**WORK ITEM**
Each record below must be retyped exactly, with nothing left out.

**PROVIDED INFORMATION**

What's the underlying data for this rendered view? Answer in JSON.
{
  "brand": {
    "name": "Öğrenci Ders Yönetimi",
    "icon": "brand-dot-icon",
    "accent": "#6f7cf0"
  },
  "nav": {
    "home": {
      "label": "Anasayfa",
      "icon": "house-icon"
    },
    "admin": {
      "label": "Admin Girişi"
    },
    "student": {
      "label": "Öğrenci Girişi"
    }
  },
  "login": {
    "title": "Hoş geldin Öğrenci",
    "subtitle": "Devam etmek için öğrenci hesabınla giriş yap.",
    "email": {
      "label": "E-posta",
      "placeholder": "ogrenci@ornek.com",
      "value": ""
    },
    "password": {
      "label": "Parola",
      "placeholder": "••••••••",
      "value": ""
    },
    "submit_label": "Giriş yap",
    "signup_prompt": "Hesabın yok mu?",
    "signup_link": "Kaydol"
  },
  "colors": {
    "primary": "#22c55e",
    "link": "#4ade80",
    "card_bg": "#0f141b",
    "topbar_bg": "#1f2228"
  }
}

**THE ANSWER**
What's the underlying data for this rendered view? Answer in JSON.
{
  "brand": {
    "name": "Öğrenci Ders Yönetimi",
    "icon": "brand-dot-icon",
    "accent": "#6f7cf0"
  },
  "nav": {
    "home": {
      "label": "Anasayfa",
      "icon": "house-icon"
    },
    "admin": {
      "label": "Admin Girişi"
    },
    "student": {
      "label": "Öğrenci Girişi"
    }
  },
  "login": {
    "title": "Hoş geldin Öğrenci",
    "subtitle": "Devam etmek için öğrenci hesabınla giriş yap.",
    "email": {
      "label": "E-posta",
      "placeholder": "ogrenci@ornek.com",
      "value": ""
    },
    "password": {
      "label": "Parola",
      "placeholder": "••••••••",
      "value": ""
    },
    "submit_label": "Giriş yap",
    "signup_prompt": "Hesabın yok mu?",
    "signup_link": "Kaydol"
  },
  "colors": {
    "primary": "#22c55e",
    "link": "#4ade80",
    "card_bg": "#0f141b",
    "topbar_bg": "#1f2228"
  }
}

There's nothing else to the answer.